Tuesday, January 31, 2006
The Wrap That Baby in a Community of Love Blanket is done and delivered and Before the Baby's Birth!! We are grateful that the baby is late rather than early, however. Can you see the tired eyes and hands in this photo or are you blinded by the beauty of the blanket???
Made of Baby Ull, the blanket is soft and cuddly. However, to make the blanket stronger and to give it a longer life, I backed the blanket (after blocking) with light weight soft polar fleece. I've done this before and learned that you need to block the blanket first, spread out the polar fleece on the floor and then try to center the blanket on top of the polar fleece. Step 2 is to tie to tack the corners of the squares to the polar fleece. Step 3 is to pin the edges of the blanket to the fleece. Then, step 4 is to flip the blanket over, trim the polar fleece, fold under the edges and hand stitch the fleece to the edge of the blanket with tiny stitches.
Beware the over eager knitter who tries to assemble this in a different order!! I have unstitched the tiny edge stitches three times in a queen size knit blanket/backing combo and have only barely lived to tell the gruesome story.
Here are photos of the blanket in more close up, for those who want to see the stitches used in the squares. You can see that I used a crocheted shell lace edging. I applied the edging after blocking and before applying the fleece backing. I stitched the folded fleece edge to the bottom edge of the shell lace.
And, here I am with Diana Rose Diamond, my 14 year old's favorite doll from her childhood. Diana is a great model for baby clothes, including the hat and booties made to match the blanket.
Since the real babe has not yet showed its cuteness to the world, I don't have a photo of the real thing. However, the mother is thrilled beyond words with the blanket, the love and the dedication that went into the project. She is impressed with the variety of stitches, patterns and creativity that went into the project. I taught her to knit 18 months ago and for Christmas 2005 she knit her husband a pair of socks, teaching herself to do so from Sally Mellville's book!!!
Everytime I organize a group project blanket, I begin the event with great anticipation and excitement. Then, about 80% of the way through I hit a wall. It's hard enough to assemble pieces knit from one's own hands. We all know that pieces are identical only in theory! Each piece, knit with the same number of stitches, same number of rows, same gauge, same yarn seems to take on a character and shape of its own!! Pieces knit by many individual hands take on the characters of each knitter. There always seem to be some squares that refuse to be square: they are rectangles that snub their noses at the required dimensions. Only with great ingenuity, slight of hand and frantic crocheting around the edges is it possible to piece the thing together in something that will resemble a large rectangle rather than a multi-sided polygon.
Blabbering and muttering at this point in the assembly process I promise NEVER to take on this type of project again! I force my daughter to promise that she will prevent me, by force if necessary, from ever again even suggesting that I will take on such a project!

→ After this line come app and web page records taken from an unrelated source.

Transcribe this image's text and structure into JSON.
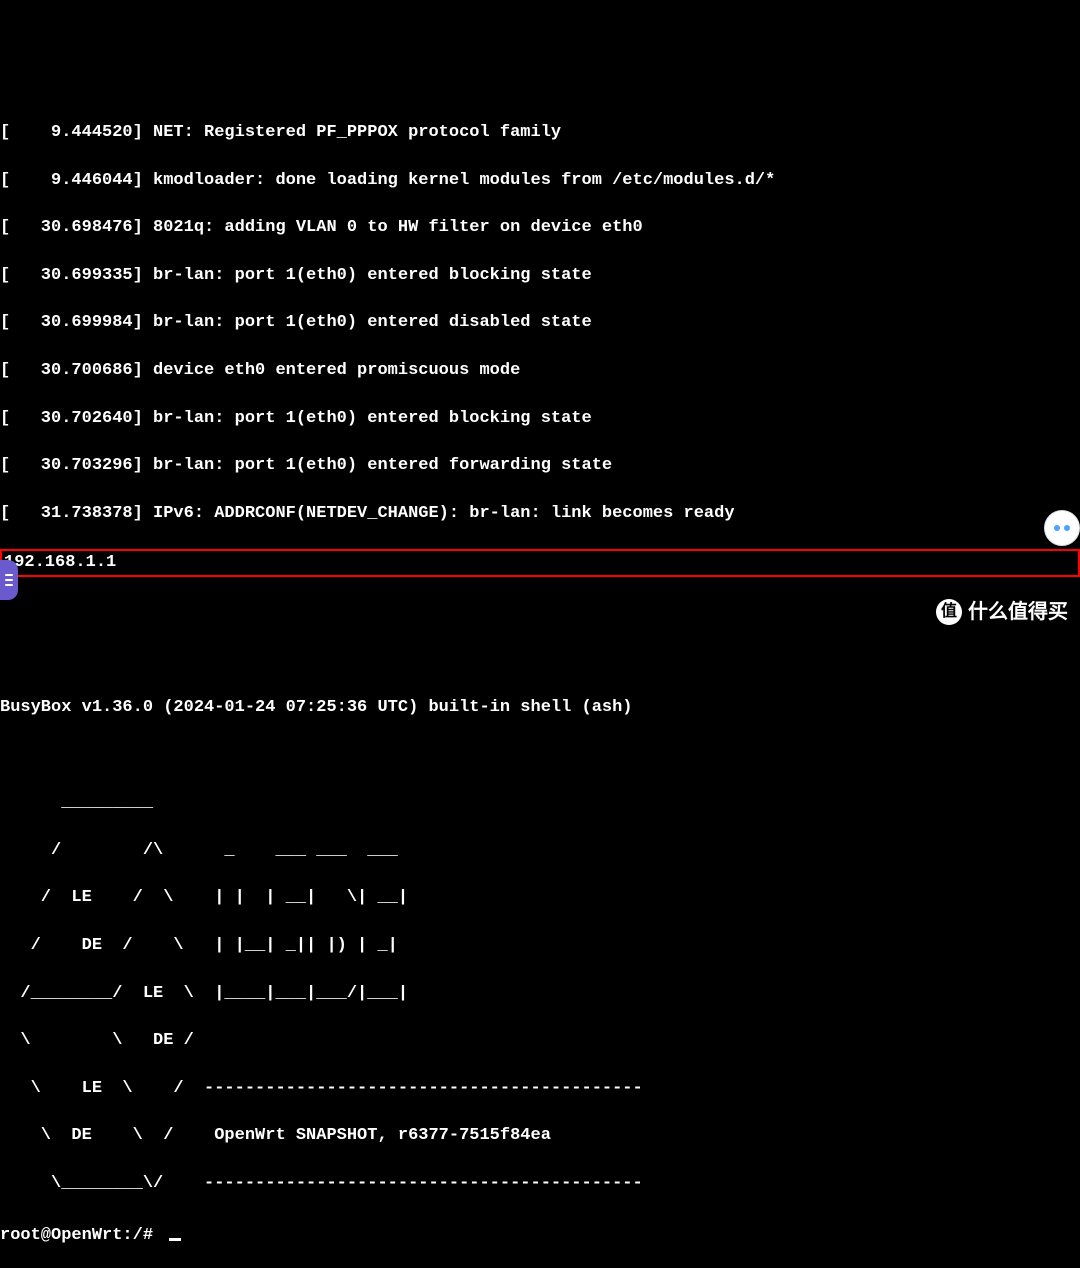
{
  "lines": {
    "l0": "[    9.444520] NET: Registered PF_PPPOX protocol family",
    "l1": "[    9.446044] kmodloader: done loading kernel modules from /etc/modules.d/*",
    "l2": "[   30.698476] 8021q: adding VLAN 0 to HW filter on device eth0",
    "l3": "[   30.699335] br-lan: port 1(eth0) entered blocking state",
    "l4": "[   30.699984] br-lan: port 1(eth0) entered disabled state",
    "l5": "[   30.700686] device eth0 entered promiscuous mode",
    "l6": "[   30.702640] br-lan: port 1(eth0) entered blocking state",
    "l7": "[   30.703296] br-lan: port 1(eth0) entered forwarding state",
    "l8": "[   31.738378] IPv6: ADDRCONF(NETDEV_CHANGE): br-lan: link becomes ready",
    "ip": "192.168.1.1",
    "blank1": " ",
    "blank2": " ",
    "bb": "BusyBox v1.36.0 (2024-01-24 07:25:36 UTC) built-in shell (ash)",
    "blank3": " ",
    "a0": "      _________",
    "a1": "     /        /\\      _    ___ ___  ___",
    "a2": "    /  LE    /  \\    | |  | __|   \\| __|",
    "a3": "   /    DE  /    \\   | |__| _|| |) | _|",
    "a4": "  /________/  LE  \\  |____|___|___/|___|",
    "a5": "  \\        \\   DE /",
    "a6": "   \\    LE  \\    /  -------------------------------------------",
    "a7": "    \\  DE    \\  /    OpenWrt SNAPSHOT, r6377-7515f84ea",
    "a8": "     \\________\\/    -------------------------------------------",
    "prompt": "root@OpenWrt:/# "
  },
  "watermark": {
    "icon_char": "值",
    "text": "什么值得买"
  }
}
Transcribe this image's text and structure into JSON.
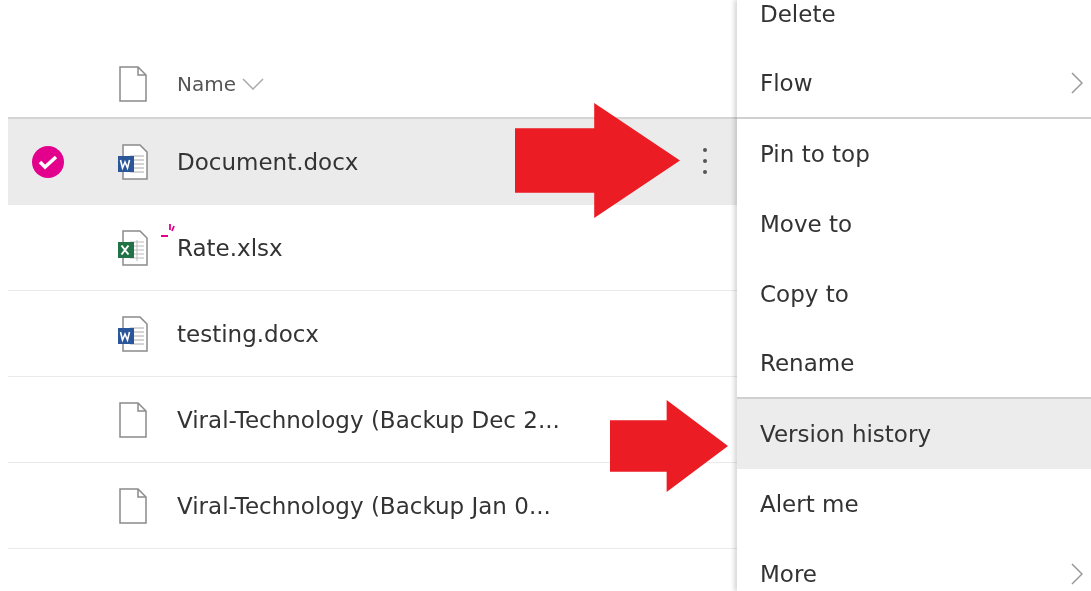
{
  "file_list": {
    "header": {
      "label": "Name"
    },
    "rows": [
      {
        "name": "Document.docx",
        "kind": "word",
        "selected": true,
        "is_new": false
      },
      {
        "name": "Rate.xlsx",
        "kind": "excel",
        "selected": false,
        "is_new": true
      },
      {
        "name": "testing.docx",
        "kind": "word",
        "selected": false,
        "is_new": false
      },
      {
        "name": "Viral-Technology (Backup Dec 2...",
        "kind": "file",
        "selected": false,
        "is_new": false
      },
      {
        "name": "Viral-Technology (Backup Jan 0...",
        "kind": "file",
        "selected": false,
        "is_new": false
      }
    ]
  },
  "context_menu": {
    "items": [
      {
        "label": "Delete",
        "submenu": false,
        "selected": false,
        "divider_after": false
      },
      {
        "label": "Flow",
        "submenu": true,
        "selected": false,
        "divider_after": true
      },
      {
        "label": "Pin to top",
        "submenu": false,
        "selected": false,
        "divider_after": false
      },
      {
        "label": "Move to",
        "submenu": false,
        "selected": false,
        "divider_after": false
      },
      {
        "label": "Copy to",
        "submenu": false,
        "selected": false,
        "divider_after": false
      },
      {
        "label": "Rename",
        "submenu": false,
        "selected": false,
        "divider_after": true
      },
      {
        "label": "Version history",
        "submenu": false,
        "selected": true,
        "divider_after": false
      },
      {
        "label": "Alert me",
        "submenu": false,
        "selected": false,
        "divider_after": false
      },
      {
        "label": "More",
        "submenu": true,
        "selected": false,
        "divider_after": false
      }
    ]
  },
  "callouts": [
    {
      "kind": "arrow"
    },
    {
      "kind": "arrow"
    }
  ]
}
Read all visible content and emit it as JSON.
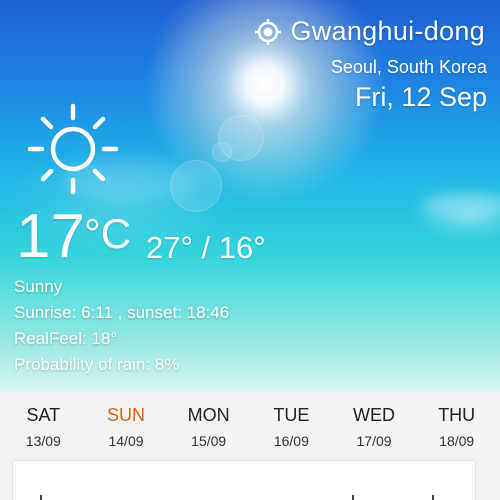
{
  "location": {
    "name": "Gwanghui-dong",
    "region": "Seoul, South Korea",
    "icon": "location-target-icon"
  },
  "date": "Fri, 12 Sep",
  "current": {
    "icon": "sun-icon",
    "temperature": "17",
    "unit": "°C",
    "high_low": "27° / 16°",
    "condition": "Sunny",
    "sun_times": "Sunrise: 6:11 , sunset: 18:46",
    "realfeel": "RealFeel: 18°",
    "rain": "Probability of rain: 8%"
  },
  "forecast": [
    {
      "day": "SAT",
      "date": "13/09"
    },
    {
      "day": "SUN",
      "date": "14/09"
    },
    {
      "day": "MON",
      "date": "15/09"
    },
    {
      "day": "TUE",
      "date": "16/09"
    },
    {
      "day": "WED",
      "date": "17/09"
    },
    {
      "day": "THU",
      "date": "18/09"
    }
  ],
  "colors": {
    "today_highlight": "#d8641e",
    "sky_top": "#1d5fd0",
    "sky_bottom": "#7fe5e0"
  }
}
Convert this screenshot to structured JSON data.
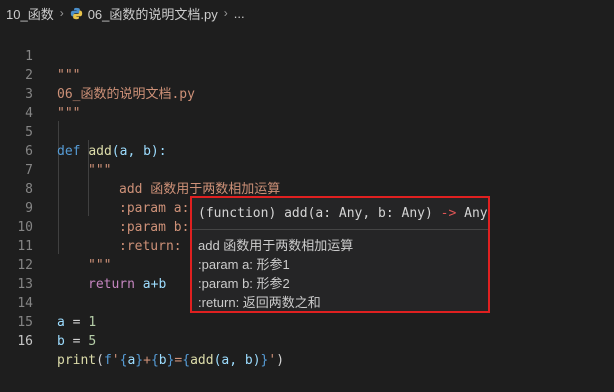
{
  "breadcrumb": {
    "folder": "10_函数",
    "file": "06_函数的说明文档.py",
    "ellipsis": "..."
  },
  "code_lines": [
    {
      "n": "1",
      "text": "\"\"\""
    },
    {
      "n": "2",
      "text": "06_函数的说明文档.py"
    },
    {
      "n": "3",
      "text": "\"\"\""
    },
    {
      "n": "4",
      "text": ""
    },
    {
      "n": "5",
      "text": "def add(a, b):"
    },
    {
      "n": "6",
      "text": "    \"\"\""
    },
    {
      "n": "7",
      "text": "        add 函数用于两数相加运算"
    },
    {
      "n": "8",
      "text": "        :param a: 形参1"
    },
    {
      "n": "9",
      "text": "        :param b: 形参2"
    },
    {
      "n": "10",
      "text": "        :return:"
    },
    {
      "n": "11",
      "text": "    \"\"\""
    },
    {
      "n": "12",
      "text": "    return a+b"
    },
    {
      "n": "13",
      "text": ""
    },
    {
      "n": "14",
      "text": "a = 1"
    },
    {
      "n": "15",
      "text": "b = 5"
    },
    {
      "n": "16",
      "text": "print(f'{a}+{b}={add(a, b)}')"
    }
  ],
  "tokens": {
    "l1": "\"\"\"",
    "l2": "06_函数的说明文档.py",
    "l3": "\"\"\"",
    "l5_def": "def",
    "l5_fn": "add",
    "l5_rest": "(a, b):",
    "l6": "\"\"\"",
    "l7": "add 函数用于两数相加运算",
    "l8": ":param a: 形参1",
    "l9": ":param b: 形参2",
    "l10": ":return:",
    "l11": "\"\"\"",
    "l12_kw": "return",
    "l12_rest": " a+b",
    "l14_var": "a",
    "l14_op": " = ",
    "l14_num": "1",
    "l15_var": "b",
    "l15_op": " = ",
    "l15_num": "5",
    "l16_print": "print",
    "l16_open": "(",
    "l16_f": "f",
    "l16_q1": "'",
    "l16_b1o": "{",
    "l16_a": "a",
    "l16_b1c": "}",
    "l16_plus": "+",
    "l16_b2o": "{",
    "l16_b": "b",
    "l16_b2c": "}",
    "l16_eq": "=",
    "l16_b3o": "{",
    "l16_add": "add",
    "l16_args": "(a, b)",
    "l16_b3c": "}",
    "l16_q2": "'",
    "l16_close": ")"
  },
  "hover": {
    "signature_prefix": "(function) add(a: Any, b: Any) ",
    "signature_arrow": "->",
    "signature_return": " Any",
    "doc": [
      "add 函数用于两数相加运算",
      ":param a: 形参1",
      ":param b: 形参2",
      ":return: 返回两数之和"
    ]
  },
  "colors": {
    "keyword": "#569cd6",
    "function": "#dcdcaa",
    "string": "#ce9178",
    "number": "#b5cea8",
    "variable": "#9cdcfe",
    "highlight_border": "#e02020"
  }
}
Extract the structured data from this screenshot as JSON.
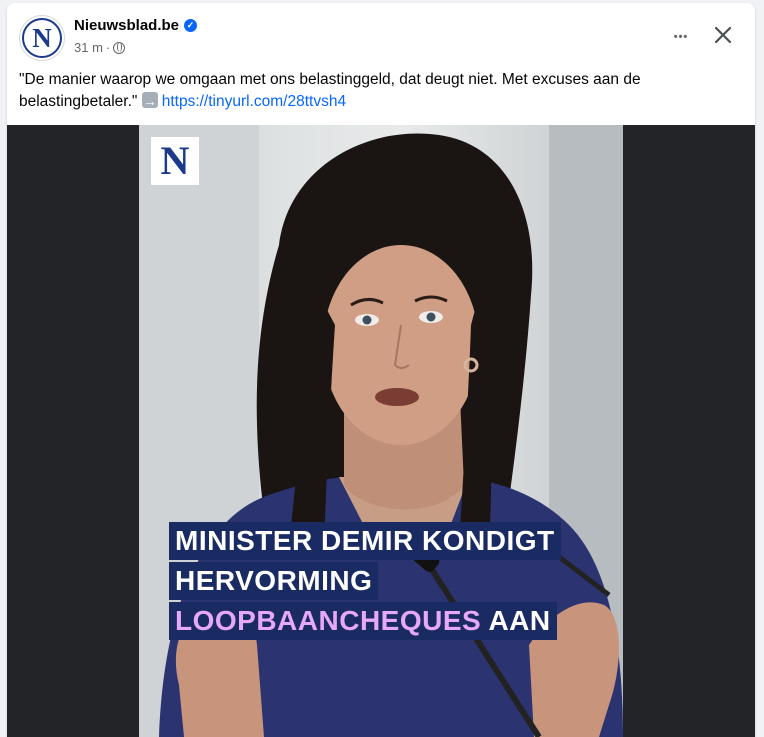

Next, after assembling all the pieces in an artistic order, I mutter to myself that edgings are out of date, that I should let the item stand alone! Who am I kidding?? Edgings, lace or fringe, hold the piece together, provide stability, show off the inside with pride. And, so, I apply a frame.
Then, I look at the creation and it is dazzlingly beautiful! More beautiful than the sum of the parts. More beautiful than anyone imagined. The love, perseverence and pride of all the assembled knitters and crocheters shine through. And the recipient tears up, feeling the love of each person in each square. She will think about each person whenever she picks up the blanket from a different section. She will always know that Alice made her first center-out lace on this square, and that Diana dedicated herself to every stitch of that purple square, and that Joan's heart square is a symbol of love, and that Gerda's more than 80 years of knitting experience assembled and joined the squares, and so on.
And I can't wait to start the next group project!!